According to analyses of government data and interviews with more than 60 former and current federal officials, during our present administration there has been a sharp decline in financial penalties against banks and big companies accused of malfeasance. While many Republican officials have by and large welcomed the change, many others are concerned that taking a much softer approach toward banks could lead to reckless profits at any cost behaviors.
The jury is out. But the deregulation of the banking industry continues. Just this month the Federal Reserve announced one of the most significant rollbacks of bank rules since President Trump took office with a proposal for looser capital and liquidity requirements for large U.S. lenders.
Their latest proposal is a significant step in the march back from the tight controls imposed after the 2008 financial crisis. Congress earlier this year passed a bill which raised the level at which banks are considered “too big to fail” to $250 billion.
Addressing deregulation concerns, Federal Reserve Chairman Jerome Powell stated that “Congress and the American people rightly expect us to achieve an effective and efficient regulatory regime that keeps our financial system strong and protects our economy, while imposing no more burden than is necessary.”
The Fed does now has more discretion and their proposal supposedly takes advantage of greater oversight authority to review how complex a firm may be or how connected it is to the broader financial system as other factors in deciding how onerous or prescriptive a bank should be regulated.
The draft proposal divides financial firms into four new categories based on a variety of risk factors, including international activity, off-balance-sheet exposure and reliance on short-term wholesale funding.
Lael Brainard, a member of the Fed Board of Governors, voted against the proposal and argues the proposal goes well beyond what Congress intended and raises the risk that American taxpayers will be on the hook again. “I see little benefit to the institutions or the system from the proposed reduction in core resilience that could justify the increased risk to financial stability and the taxpayer,” he said.
His objections were echoed by Better Markets President and CEO Dennis Kelleher who said the Fed’s actions are “unjustified” and “unwise” so late in the business cycle following a $1.5 trillion tax cut and a massive government spending bill; “Deregulating some of the largest banks in the country will make the financial system less safe, less stable and less protected from another crash.”
In a prior article I quoted Matthew Yglesias who believes that, while one move is not a huge deal, several other regulatory provisions that are in place to safeguard against another financial debacle and TBTF taking over once again are also going by the wayside. He states that “Republicans are sowing the seeds of the next financial crisis.”
David Dayen, the author of Chain of Title: How Three Ordinary Americans Uncovered Wall Street’s Great Foreclosure Fraud, also warns us that the present administration’s zeal for financial deregulation could lead to an economic crisis.
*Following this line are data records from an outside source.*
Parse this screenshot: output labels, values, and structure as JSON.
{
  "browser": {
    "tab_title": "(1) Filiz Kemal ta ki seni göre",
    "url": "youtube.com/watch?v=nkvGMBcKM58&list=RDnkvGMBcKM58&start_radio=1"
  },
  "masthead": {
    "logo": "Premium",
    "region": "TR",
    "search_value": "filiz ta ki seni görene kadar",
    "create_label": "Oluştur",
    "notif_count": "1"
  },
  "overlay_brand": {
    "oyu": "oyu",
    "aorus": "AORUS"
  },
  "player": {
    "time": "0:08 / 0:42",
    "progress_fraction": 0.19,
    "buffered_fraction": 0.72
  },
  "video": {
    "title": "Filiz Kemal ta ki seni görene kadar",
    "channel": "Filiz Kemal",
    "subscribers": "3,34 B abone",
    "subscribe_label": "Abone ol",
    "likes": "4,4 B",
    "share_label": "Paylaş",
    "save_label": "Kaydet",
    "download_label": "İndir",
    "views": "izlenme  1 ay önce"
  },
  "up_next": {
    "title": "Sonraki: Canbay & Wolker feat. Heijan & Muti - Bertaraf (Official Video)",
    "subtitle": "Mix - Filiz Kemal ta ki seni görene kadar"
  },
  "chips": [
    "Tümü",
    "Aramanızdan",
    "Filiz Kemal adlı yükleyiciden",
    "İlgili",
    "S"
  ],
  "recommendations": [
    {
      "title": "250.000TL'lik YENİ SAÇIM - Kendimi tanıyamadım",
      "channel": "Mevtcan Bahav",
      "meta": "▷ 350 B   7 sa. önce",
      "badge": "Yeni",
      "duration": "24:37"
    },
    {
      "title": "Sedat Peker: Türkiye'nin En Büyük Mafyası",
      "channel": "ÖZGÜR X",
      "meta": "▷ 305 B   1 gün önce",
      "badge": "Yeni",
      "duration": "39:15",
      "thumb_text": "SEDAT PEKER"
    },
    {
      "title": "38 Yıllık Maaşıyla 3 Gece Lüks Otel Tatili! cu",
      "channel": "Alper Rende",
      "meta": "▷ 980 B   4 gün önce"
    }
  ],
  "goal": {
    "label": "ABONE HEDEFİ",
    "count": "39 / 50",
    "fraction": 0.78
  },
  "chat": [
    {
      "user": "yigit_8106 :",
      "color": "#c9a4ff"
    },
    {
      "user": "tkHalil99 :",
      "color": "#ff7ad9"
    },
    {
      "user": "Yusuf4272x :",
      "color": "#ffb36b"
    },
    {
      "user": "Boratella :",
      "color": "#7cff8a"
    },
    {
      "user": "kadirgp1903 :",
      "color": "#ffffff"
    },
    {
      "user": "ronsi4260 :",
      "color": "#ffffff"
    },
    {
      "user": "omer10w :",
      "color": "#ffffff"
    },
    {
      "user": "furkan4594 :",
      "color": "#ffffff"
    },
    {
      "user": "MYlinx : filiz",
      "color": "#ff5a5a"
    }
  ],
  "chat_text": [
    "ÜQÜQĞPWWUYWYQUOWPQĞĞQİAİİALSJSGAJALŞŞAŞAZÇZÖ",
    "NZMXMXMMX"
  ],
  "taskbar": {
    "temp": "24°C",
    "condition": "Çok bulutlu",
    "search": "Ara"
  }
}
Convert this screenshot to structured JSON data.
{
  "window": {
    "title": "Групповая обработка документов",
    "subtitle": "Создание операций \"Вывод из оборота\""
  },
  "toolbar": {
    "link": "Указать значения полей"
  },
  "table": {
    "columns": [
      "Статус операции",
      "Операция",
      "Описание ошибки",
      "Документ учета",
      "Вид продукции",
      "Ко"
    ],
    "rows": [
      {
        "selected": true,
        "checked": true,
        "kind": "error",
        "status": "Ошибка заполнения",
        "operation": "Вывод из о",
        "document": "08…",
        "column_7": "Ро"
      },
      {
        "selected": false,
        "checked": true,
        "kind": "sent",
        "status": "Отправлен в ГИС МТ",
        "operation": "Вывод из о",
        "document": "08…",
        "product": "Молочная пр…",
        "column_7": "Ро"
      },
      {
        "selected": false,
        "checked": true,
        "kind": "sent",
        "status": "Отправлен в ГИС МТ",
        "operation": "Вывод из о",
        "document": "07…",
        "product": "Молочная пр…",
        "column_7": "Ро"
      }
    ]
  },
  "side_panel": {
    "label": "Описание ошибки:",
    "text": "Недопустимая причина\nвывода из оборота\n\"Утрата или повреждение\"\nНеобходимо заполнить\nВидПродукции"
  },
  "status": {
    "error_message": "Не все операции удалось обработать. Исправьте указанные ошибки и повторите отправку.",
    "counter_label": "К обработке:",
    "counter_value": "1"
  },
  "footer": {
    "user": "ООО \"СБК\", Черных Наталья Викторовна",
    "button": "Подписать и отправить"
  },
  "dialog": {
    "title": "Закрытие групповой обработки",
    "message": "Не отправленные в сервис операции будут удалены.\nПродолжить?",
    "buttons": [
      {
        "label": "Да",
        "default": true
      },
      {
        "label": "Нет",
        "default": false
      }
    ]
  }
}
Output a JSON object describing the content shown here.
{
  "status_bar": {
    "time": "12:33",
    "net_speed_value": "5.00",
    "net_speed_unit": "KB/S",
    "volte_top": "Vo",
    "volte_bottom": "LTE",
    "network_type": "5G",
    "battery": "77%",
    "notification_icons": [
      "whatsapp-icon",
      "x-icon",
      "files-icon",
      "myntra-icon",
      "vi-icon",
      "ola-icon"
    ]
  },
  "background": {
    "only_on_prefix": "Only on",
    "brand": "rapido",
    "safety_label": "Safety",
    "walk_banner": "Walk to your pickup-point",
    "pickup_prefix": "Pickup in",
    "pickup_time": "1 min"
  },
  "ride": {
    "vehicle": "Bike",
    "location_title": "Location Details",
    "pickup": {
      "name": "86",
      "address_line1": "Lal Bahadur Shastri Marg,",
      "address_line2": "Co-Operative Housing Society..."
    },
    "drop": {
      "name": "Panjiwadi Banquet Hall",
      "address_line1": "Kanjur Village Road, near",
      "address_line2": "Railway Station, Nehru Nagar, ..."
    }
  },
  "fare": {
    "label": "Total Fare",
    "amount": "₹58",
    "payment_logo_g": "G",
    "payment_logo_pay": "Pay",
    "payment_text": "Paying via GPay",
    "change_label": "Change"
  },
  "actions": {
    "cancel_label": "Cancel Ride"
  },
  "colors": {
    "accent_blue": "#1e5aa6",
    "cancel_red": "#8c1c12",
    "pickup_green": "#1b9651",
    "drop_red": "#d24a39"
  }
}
Mr. Dayen backs up his premise with by the findings of a new International Monetary Fund working paper, published in January, which provides empirical support for the idea that increasing large-scale bank deregulation actually helps precipitate a financial crisis.
The paper, a brilliant synopsis and examination of boom-to-bust cycles by economist Jihad Dagher looks at ten financial crises going back 300 years. And Dagher draws some frightening parallels with current events, noting that in each of the ten financial cycles studied deregulation accelerated dramatically in the time leading up to the next financial crisis.
Dragher indicts governments in all of the countries cited for amplifying the costs of the resulting crises by significant deregulation which inevitably leads to the next financial crisis. He says we “too often look at financial institutions as the cause of crashes, and of course, they play a role. But the relationship between politics and financial system performance needs much more scrutiny… Preventing the next crisis involves more than just an understanding of how the existing regulations failed, but also why they failed.”
Yes, obviously I am concerned about the increased zeal for banking deregulation. The 2008 financial crisis was to a large degree caused by too much of a loosening of financial regulations (one example here), which led to a market free for all of anything goes. The price of that deregulation was too high. Are we heading down that same road again?